Biopsy findings in UC

Macro - granular, erythematous mucosa, friable, oedematous mucosa, no skip lesions, back-wash ileitis seen in severe cases

Micro - limited to mucosa, crypt abscesses, atrophy, lymphoid infiltrates


Complications of UC

Acute - massive haemorrhage, toxic mega colon, perforation
Chronic - stricture (malignant until proven otherwise), dysphasia and malignancy


Typical disease course of UC

Relapsing and remitting disease

Proctitis - generally benign course, responds to topical therapy
Those with younger age of diagnosis, fever, weight loss, flare within 2 years of diagnosis have a high risk of relapse
20-30% require colectomy at some stage


Recommendations for colorectal ca screening in UC

No increased risk for those with proctitis or proctosigmoiditis - no screening required over normal population

Every 1-2 years after presence of pancolitis for 8-10 years
Every 1-2 years after presence of left sided colitis 12-15 years prior


Action of 5-amigos alicyclics acid medications

Induce PPAR-gamma gene expression leading to the suppression of cytokine activation


What are the indications for antibiotics in UC

Used in pouchitis (post surg complication) and toxic megacolon
Treatment of c.diff infection - higher rates of metronidazole resistance, used oral vanc first line


What is TPMT and why is it important?

Enzyme that metabolises 6-MP to a toxic metabolite (6-MMP)
1 in 300 individuals lack significant TPMT activity leading to increased production of 6-TGN (active metabolite) leading to myelotoxicity and marrow suppression


How does allopurinol effect thiopurine metabolism

Inhibits xanthene oxidase which increases the amount of 6-MP that is metabolised to active metabolite (6-TGN) and decreases shunting to other inactive metabolites

Can be used in shunters (low levels of 6-TGN but high levels of 6-MMP) in combination with reducing dose


What is the action of thiopurine medications

6-TGN inhibits purine and ribonucleotide synthesis and T + B cell proliferation


How long do thiopurines take to work?

1-6 months


What is the action of Cyclosporin?

Calcineurin inhibitor - blocks production of IL2


What is infliximab?

Anti-TNF alpha therapy
Chimeric (human/mouse) IgG1 antibody against TNF alpha


What are some problems with infliximab?

Development of antibodies to Infliximab - reduced response
Increased risk of lymphoma especially hepatosplenic T-cell lymphoma (fatal, common in young men)


Screening prior to starting infliximab?

Hep B, HIV, varicella
Tb - quantiferon or mantoux
Any evidence of old Tb requires treatment for latent T

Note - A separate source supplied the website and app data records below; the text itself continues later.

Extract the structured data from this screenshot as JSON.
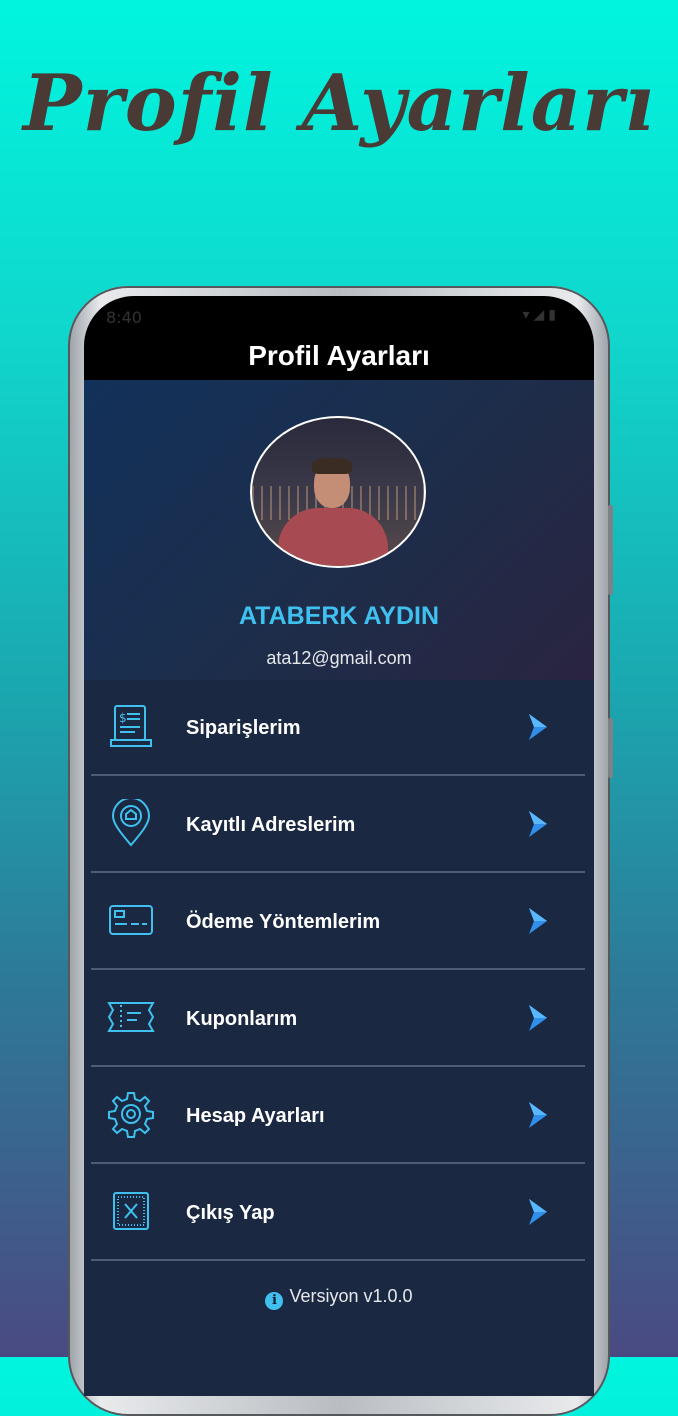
{
  "promo": {
    "title": "Profil Ayarları"
  },
  "status_bar": {
    "time": "8:40",
    "icons": [
      "wifi-icon",
      "signal-icon",
      "battery-icon"
    ]
  },
  "app_bar": {
    "title": "Profil Ayarları"
  },
  "profile": {
    "name": "ATABERK AYDIN",
    "email": "ata12@gmail.com"
  },
  "menu": {
    "items": [
      {
        "label": "Siparişlerim",
        "icon": "receipt-icon"
      },
      {
        "label": "Kayıtlı Adreslerim",
        "icon": "location-pin-icon"
      },
      {
        "label": "Ödeme Yöntemlerim",
        "icon": "credit-card-icon"
      },
      {
        "label": "Kuponlarım",
        "icon": "coupon-icon"
      },
      {
        "label": "Hesap Ayarları",
        "icon": "gear-icon"
      },
      {
        "label": "Çıkış Yap",
        "icon": "logout-x-icon"
      }
    ]
  },
  "footer": {
    "version": "Versiyon v1.0.0"
  },
  "colors": {
    "accent": "#3fc0ee",
    "menu_background": "#1a2841",
    "chevron": "#2f8fea",
    "promo_title": "#4a3a36"
  }
}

Indications for surgery in UC

Failed medical therapy
Fumlinant disease
Toxic mega colon not responding to 72 hours of medical therapy
Massive haemorrhage
Colon cancer


Preferred surgical treatment of UC?

Illegal pouch anal anastamosis
- preserves continence, stool freq 6-8 per day
- affects fertility
- complicated by pouchitis


Treatment for mild to mod Proctitis/proctosigmoiditis

Remission - topical ASA
Maintaince - ongoing ASA

Steroid foams can be used second line but are less effective


Treatment for mild/mod colitis

Combination oral and topical 5-ASA
Oral steroid if fails to respond to above

Maintain with ongoing ASA and reduce steroids after effect seen (usually 2 weeks)


What is steroid dependant UC

Inability to taper steroids to less than 10mg per day within 3 months of starting steroids or relapse within 3 months of stopping steroids

Exclude other diagnosis - CMV, CDiff etc.
Consider bridge to thiopurine with Cyclosporin or infliximab


What is steroid refractory UC

No reponse to high dose oral steroids over 30 days or IV 7-10'days


Treatment of severe colitis

If well enough trial high dose oral steroids and oral and topical ASA
If too unwell or not responding - IV steroids
If not responding in 7-10'days consider infliximab or Cyclosporin bridging


Treatment of fulminant colitis

IV steroids
Review at 3 days
If no response Cyclosporin or infliximab


What is better Cyclosporin vs infliximab in UC

RCTs have shown same outcomes = equivalent
Ideal with infliximab is use with thiopurine as this reduces risk of antibody development


What are some other management issues in UC

Cancer screening - colon, cervical, non melanoma skin cancer with thiopurine use
VTE prevention during admission
vit d supplementation